Crypto: the currency of the future?
In May, the South African Reserve Bank (SARB) announced that it would be investigating the feasibility, desirability and appropriateness of a central bank digital currency (CBDC) as electronic legal tender. The SARB’s digital currency would be for general-purpose retail use and would act as a complement to cash. “The objective of the feasibility study is to consider how the issuance of a general-purpose CBDC will feed into the SARB’s policy position and mandate,” reads a SARB statement.
Marius Reitz, Luno’s GM for Africa, describes the move as ‘progressive’. “The SARB understands that a shift to digital currencies won't happen overnight, but it’s clear that they’re here to stay.”
So what might a study into the world of digital currencies find?
Much like debates around putting pineapple on a pizza, there are two distinct camps, with very strong opinions, around the value and viability of virtual currencies. And understandably so. The potential offered by these digital assets, especially in the developing world, makes a solid case for their widespread use. But the drawbacks are equally notable.
“If the Reserve Bank did issue its own digital currency, this would be a significant step forward,” notes Reitz. “While much of the focus elsewhere has been on investment, speculation, and trading, in Africa, the utility of cryptocurrencies is attractive,” he says. He describes Africa as one of, if not the most, promising regions for the adoption of cryptocurrencies due to its unique combination of economic and demographic trends. Africa is a fast-growing, young and mobile-native population, making the region well-suited to the use of cryptocurrencies, he adds. We already have peer-to-peer money in the form of cash, but cash transactions are inconvenient, unsafe and fail to offer the ease and simplicity of digital alternatives, notes Reitz. Cryptocurrencies enable us to send and receive money to and from anyone, anywhere in the world using just a mobile phone or computer and an internet connection. And unlike traditional payment systems, digital assets like Bitcoin work without a middleman, which makes it faster and cheaper to process these transactions. This makes crypcurrencies ideal for working-class immigrants wanting to send money across borders.
While much of the focus elsewhere has been on investment, speculation, and trading, in Africa, the utility of cryptocurrencies is attractive.Marius Reitz, Luno
“These assets mean that anyone who wants to transact can do so without limitation, creating a fairly open market for all,” says Wiehann Olivier, a partner at Mazars, an international audit, accountancy, advisory and tax services firm.
So what are the stumbling blocks?
A look at the industry’s first-born, Bitcoin, highlights some of the most prominent downsides, including volatility, environmental impact and a lack of regulation.

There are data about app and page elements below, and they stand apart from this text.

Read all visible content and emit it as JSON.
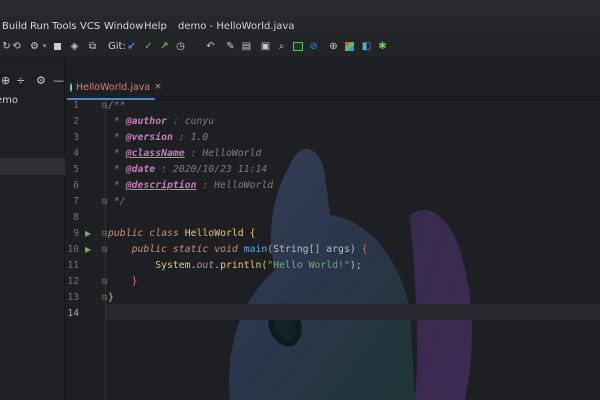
{
  "menubar": {
    "items": [
      "Build",
      "Run",
      "Tools",
      "VCS",
      "Window",
      "Help"
    ],
    "title": "demo - HelloWorld.java"
  },
  "toolbar": {
    "git_label": "Git:",
    "icons": [
      "build-icon",
      "rerun-icon",
      "run-config-icon",
      "stop-icon",
      "debug-attach-icon",
      "git-update-icon",
      "git-commit-icon",
      "git-push-icon",
      "git-history-icon",
      "git-rollback-icon",
      "settings-wrench-icon",
      "project-structure-icon",
      "layout-icon",
      "search-icon",
      "terminal-icon",
      "no-power-save-icon",
      "plugin-icon",
      "color-picker-icon",
      "code-with-me-icon",
      "puzzle-icon"
    ]
  },
  "project_panel": {
    "project_name": "emo"
  },
  "editor": {
    "tab_label": "HelloWorld.java",
    "close_glyph": "×",
    "line_numbers": [
      "1",
      "2",
      "3",
      "4",
      "5",
      "6",
      "7",
      "8",
      "9",
      "10",
      "11",
      "12",
      "13",
      "14"
    ],
    "lines": {
      "l1": "/**",
      "l2_tag": "@author",
      "l2_val": " : cunyu",
      "l3_tag": "@version",
      "l3_val": " : 1.0",
      "l4_tag": "@className",
      "l4_val": " : HelloWorld",
      "l5_tag": "@date",
      "l5_val": " : 2020/10/23 11:14",
      "l6_tag": "@description",
      "l6_val": " : HelloWorld",
      "l7": "*/",
      "l9_kw1": "public",
      "l9_kw2": "class",
      "l9_cls": "HelloWorld",
      "l9_brace": "{",
      "l10_kw1": "public",
      "l10_kw2": "static",
      "l10_kw3": "void",
      "l10_fn": "main",
      "l10_args": "(String[] args) ",
      "l10_brace": "{",
      "l11_obj": "System.",
      "l11_field": "out",
      "l11_call": ".println(",
      "l11_str": "\"Hello World!\"",
      "l11_end": ");",
      "l12": "}",
      "l13": "}"
    }
  },
  "colors": {
    "accent": "#4a88c7",
    "run_green": "#5fb85f",
    "string_green": "#6aab73",
    "keyword_orange": "#cf8e6d"
  }
}
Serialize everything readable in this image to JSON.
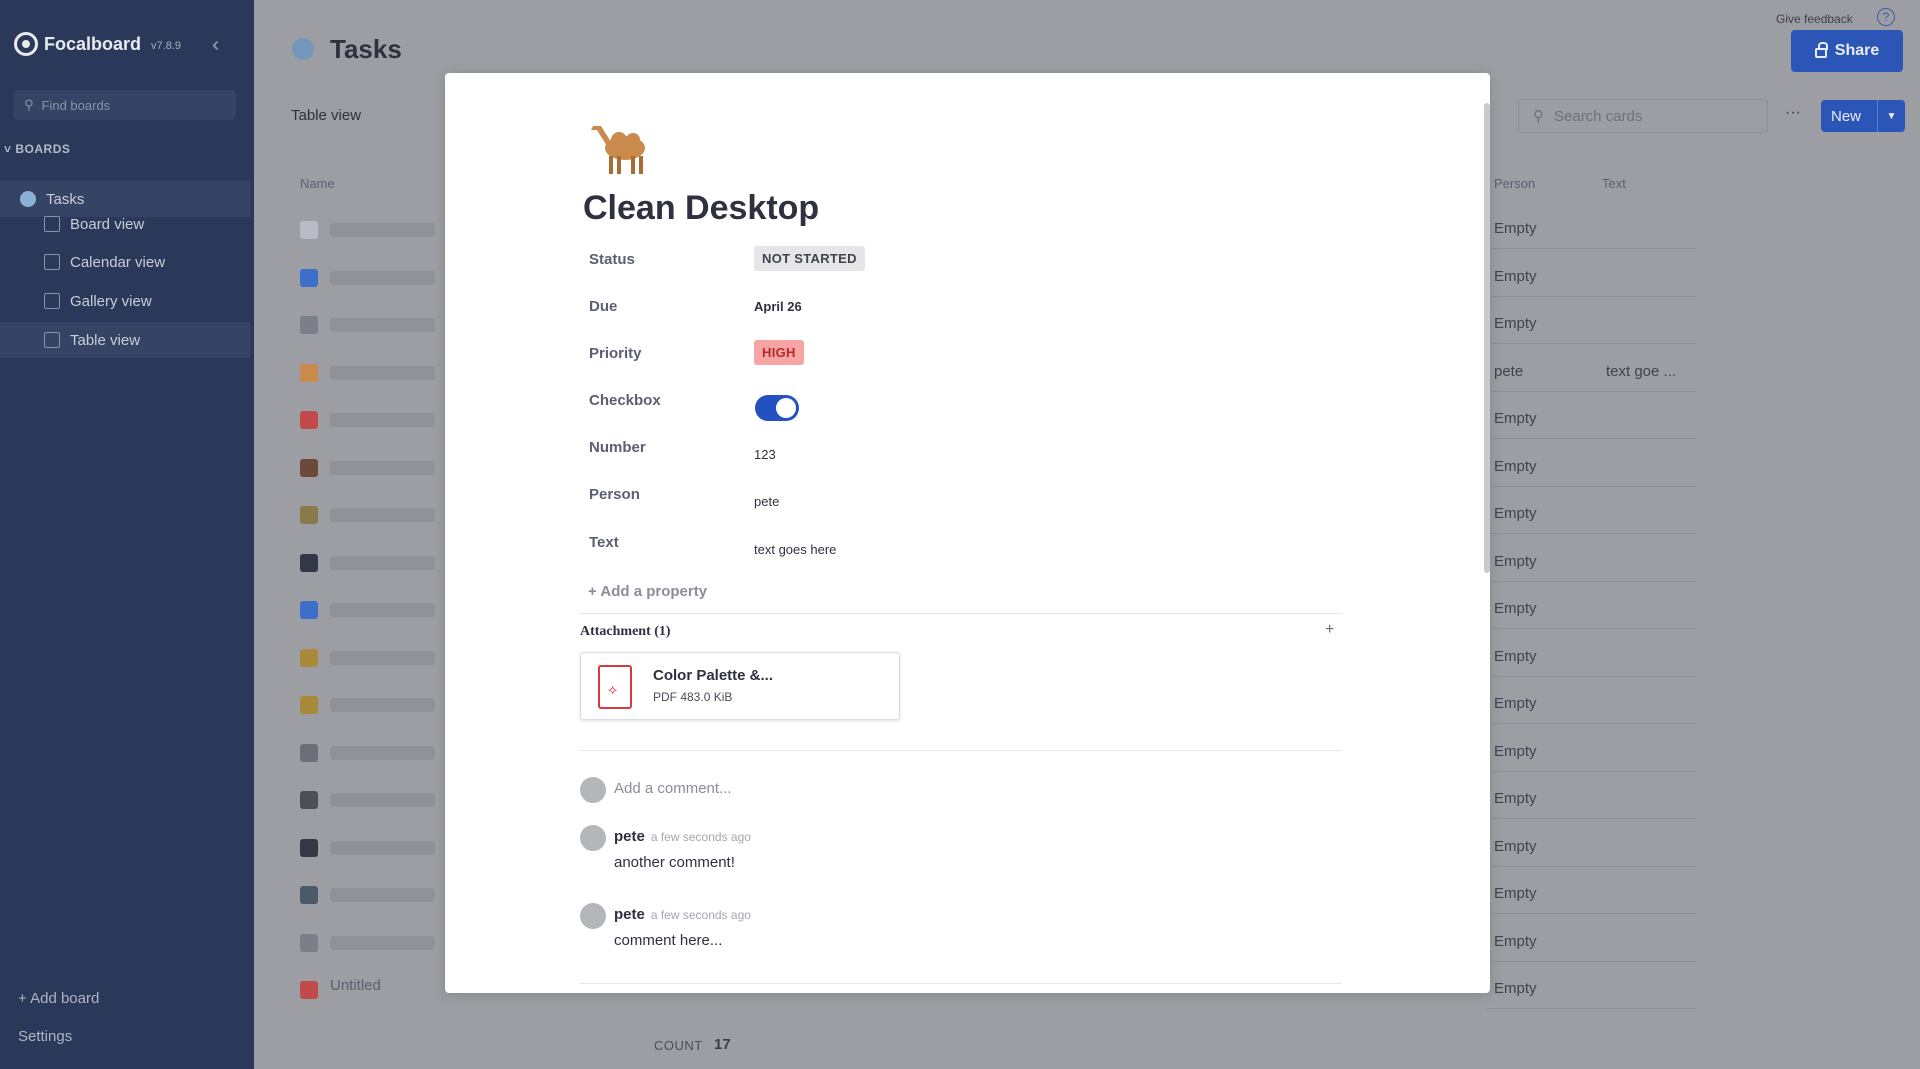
{
  "app": {
    "name": "Focalboard",
    "version": "v7.8.9"
  },
  "sidebar": {
    "find_placeholder": "Find boards",
    "boards_header": "BOARDS",
    "board_name": "Tasks",
    "views": [
      {
        "label": "Board view",
        "icon": "board-view-icon"
      },
      {
        "label": "Calendar view",
        "icon": "calendar-view-icon"
      },
      {
        "label": "Gallery view",
        "icon": "gallery-view-icon"
      },
      {
        "label": "Table view",
        "icon": "table-view-icon"
      }
    ],
    "add_board": "+ Add board",
    "settings": "Settings"
  },
  "header": {
    "title": "Tasks",
    "give_feedback": "Give feedback",
    "share_label": "Share",
    "view_label": "Table view",
    "search_placeholder": "Search cards",
    "more_label": "···",
    "new_label": "New"
  },
  "table": {
    "columns": {
      "name": "Name",
      "person": "Person",
      "text": "Text"
    },
    "last_row_name": "Untitled",
    "rows_person": [
      "Empty",
      "Empty",
      "Empty",
      "pete",
      "Empty",
      "Empty",
      "Empty",
      "Empty",
      "Empty",
      "Empty",
      "Empty",
      "Empty",
      "Empty",
      "Empty",
      "Empty",
      "Empty",
      "Empty"
    ],
    "row4_text": "text goe ...",
    "count_label": "COUNT",
    "count_value": "17"
  },
  "card": {
    "title": "Clean Desktop",
    "properties": {
      "status": {
        "label": "Status",
        "value": "NOT STARTED"
      },
      "due": {
        "label": "Due",
        "value": "April 26"
      },
      "priority": {
        "label": "Priority",
        "value": "HIGH"
      },
      "checkbox": {
        "label": "Checkbox",
        "checked": true
      },
      "number": {
        "label": "Number",
        "value": "123"
      },
      "person": {
        "label": "Person",
        "value": "pete"
      },
      "text": {
        "label": "Text",
        "value": "text goes here"
      }
    },
    "add_property": "+ Add a property",
    "attachment": {
      "title": "Attachment (1)",
      "add_label": "+",
      "file_name": "Color Palette &...",
      "file_meta": "PDF 483.0 KiB"
    },
    "comment_placeholder": "Add a comment...",
    "comments": [
      {
        "author": "pete",
        "time": "a few seconds ago",
        "text": "another comment!"
      },
      {
        "author": "pete",
        "time": "a few seconds ago",
        "text": "comment here..."
      }
    ]
  },
  "colors": {
    "sidebar_bg": "#2a3959",
    "accent": "#2c55b8",
    "toggle_on": "#2451c2",
    "priority_high_bg": "#f6a4a4"
  }
}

Volatility and Bitcoin go hand-in-hand, says Reitz. While market volatility is good for traders who buy during the dips and sell during the highs, these ‘wild swings’ in the price of Bitcoin have led some to question its legitimacy. The high energy consumption associated with Bitcoin mining is another area of concern for sceptics. Recent analysis by Cambridge University suggests that Bitcoin uses more electricity annually than the whole of Argentina.
And if recent months are anything to go by, digital assets can easily be used to for illegal activities, Olivier points out. The local industry took a knock earlier this year when South Africa’s Mirror Trading International (MTI) was found to be using cryptocurrencies to commit fraud. Described as the world’s largest cryptocurrency Ponzi scam, the MTI scandal saw a total of around $589 million being lost, affecting thousands of investors.Then of course there’s the Africrypt story. At the time of going to print, the whereabouts of its South African founders, Ameer and Raees Cajee are still unknown, and the value of Bitcoin that’s gone missing also unconfirmed. ITWeb recently put the figure at R140 million, however, others have estimated it could be up to $3.6 billion (around R50 billion). The Cajee brothers closed the Africrypt crypto investment platform in April following an alleged hack and have vanished along with the Bitcoin, leaving investors out of pocket. At the end of June, Ameer denied that the pair were on the run, claiming that they were in hiding as they feared for their safety following ‘numerous’ death threats.
According to Olivier, regulation is essential if we wish to mitigate these drawbacks and achieve mass adoption. “The aim of regulation is to provide a level of economic stability and accountability, to mitigate tax evasion and to protect users against fraud.”
Determining what these regulations look like demands that representatives from more traditional financial institutions, like the South African Revenue Service (SARS), the Financial Sector Conduct Authority (FSCA) and the SARB, sit down with experts from the virtual assets space who understand all the ins and outs of this technology. These different parties need to discuss various use cases and determine what regulation is needed to ensure that all players are in check and that all users are kept safe.
People expect crypto to be faster, cheaper and more secure than the existing financial systems overnight, but this is an unrealistic expectation, says Reitz. Our existing financial system was built over many decades, with lots of trial and error. “While we believe that crypto can be all this and so much more, it’s still early days. We need to allow the crypto market to develop, evolve and mature.”